Published Reviews
Booklist Review: "Poet-essayist Hyde (Common as Air, 2010) celebrates forgetting as a force for creative potency, personal growth, and social justice, and in doing so reminds us of his talent for intellectual synthesis and his restless, contrarian spirit. The ancients, suggests Hyde, understood that memory and forgetting are mutually dependent; according to Plato, we spend our lives trying to recover that which we once knew, before birth. Nietzsche famously viewed amnesia as an unburdening from the weight of history. We, too, might recognize that beneficent forgetting, while not a substitute for forgiveness or an excuse to ignore past injustice, permits us to heal emotional wounds, repair damaged interpersonal relationships, and make meaningful art. We see this dynamic at work in post-conflict reconciliation processes and in friendships between crime victims and perpetrators. It is an essential ingredient in the patriotism that binds disparate populations. But Hyde's thesis less a structured argument than an aggregation of loosely related anecdotes and observations, collected scrapbook-style transcends simple polemic. Rather, in the way of Zen Buddhism, it's an invitation to forget our very selves so that we might finally see the universe clearly. And alongside all of the bright-burning erudition, there is a very moving personal angle: his mother's progressive dementia and the prospect of his own.--Brendan Driscoll Copyright 2019 Booklist"

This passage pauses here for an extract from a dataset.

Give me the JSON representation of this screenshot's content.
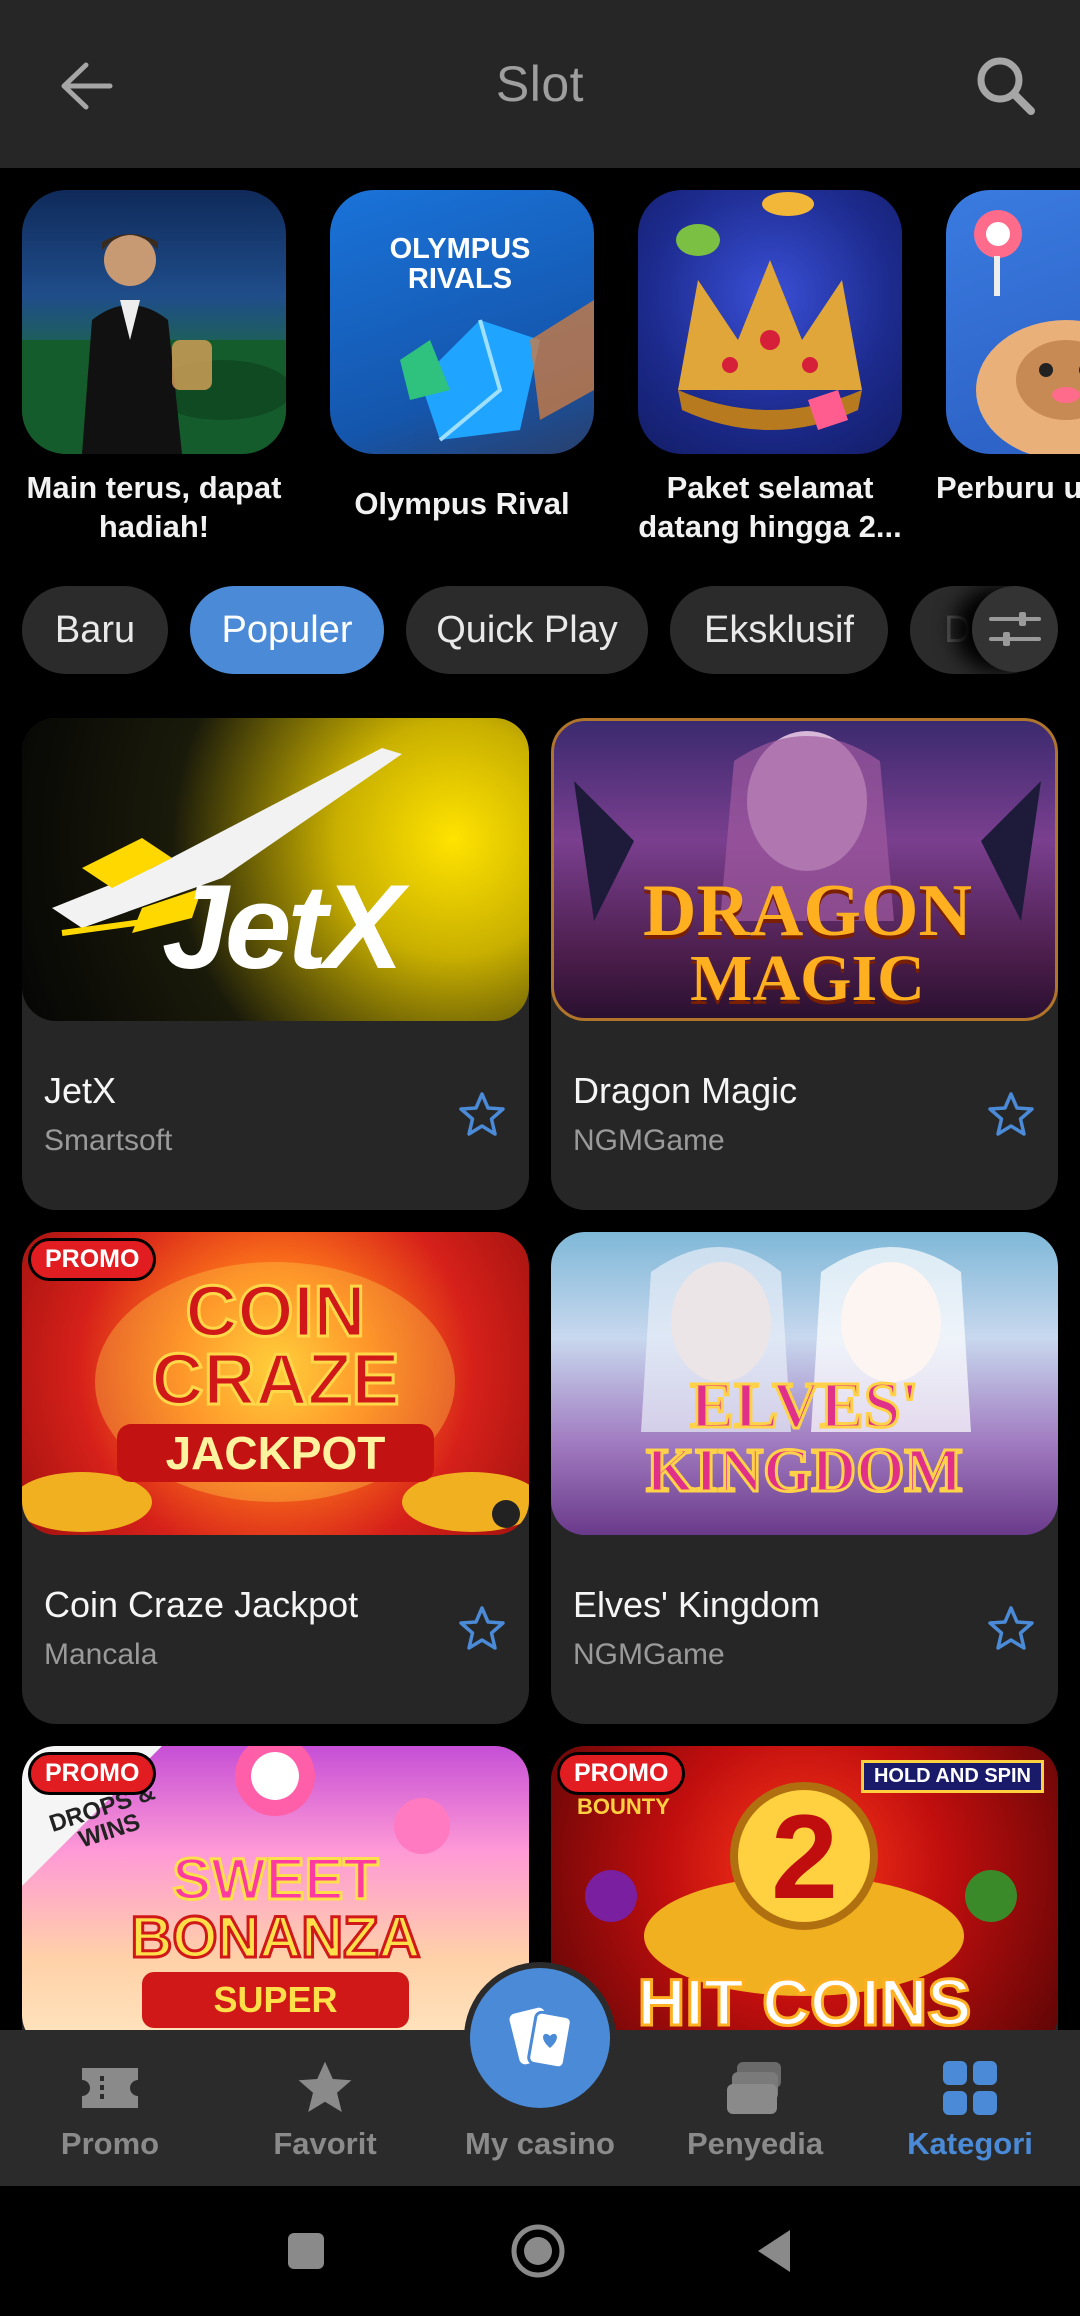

From Booklist, Copyright (c) American Library Association. Used with permission.
Publisher's Weekly Review: "In this delicate, allusive thought experiment, literary critic Hyde (The Gift) probes the idea of forgetting as a positive act. He ponders three major themes: ways to release a personal trauma, as in the story of an African-American man who publicly accepted a plea for forgiveness from one of his brother's Klansmen killers; ways of moving past collective traumas, such as through the amnesty for atrocities granted through post-apartheid South Africa's Truth and Reconciliation Commission; and the act of self-forgetting, "a technique to help us shed... the mind's buffering blubber of routine." Hyde draws on widely varied references, including Nietzsche and Kierkegaard, literary luminaries that include Nabokov and Borges, and, most fruitfully, classical literature-he compares the avenging Furies of ancient Greek tragedy to the "restless, intrusive Unforgettable" of America's history of racial violence. Venturing outside Western culture, he also finds a luminous truth in the Buddhist notion that real awakening comes when one forgets everything but the present moment. An elegant exercise in philosophy and form, Hyde's meditation on forgetting as an act of clarity offers stimulating contemplation of the odd paradox that "memory and oblivion... cannot function unless they work together." (June) © Copyright PWxyz, LLC. All rights reserved."
(c) Copyright PWxyz, LLC. All rights reserved
Additional Information
Subjects Sociology
Biography & Autobiography
Electronic books.
Publisher [Place of publication not identified] :Farrar, Straus and Giroux2019
Contributors OverDrive, Inc.
Language English
System Details Mode of access: World Wide Web.
Format: Adobe EPUB eBook
Format: Kindle Book
Format: OverDrive Read
Requires Adobe Digital Editions or Amazon Kindle
Description 1 online resource
ISBN 9780374710149
Other Classic View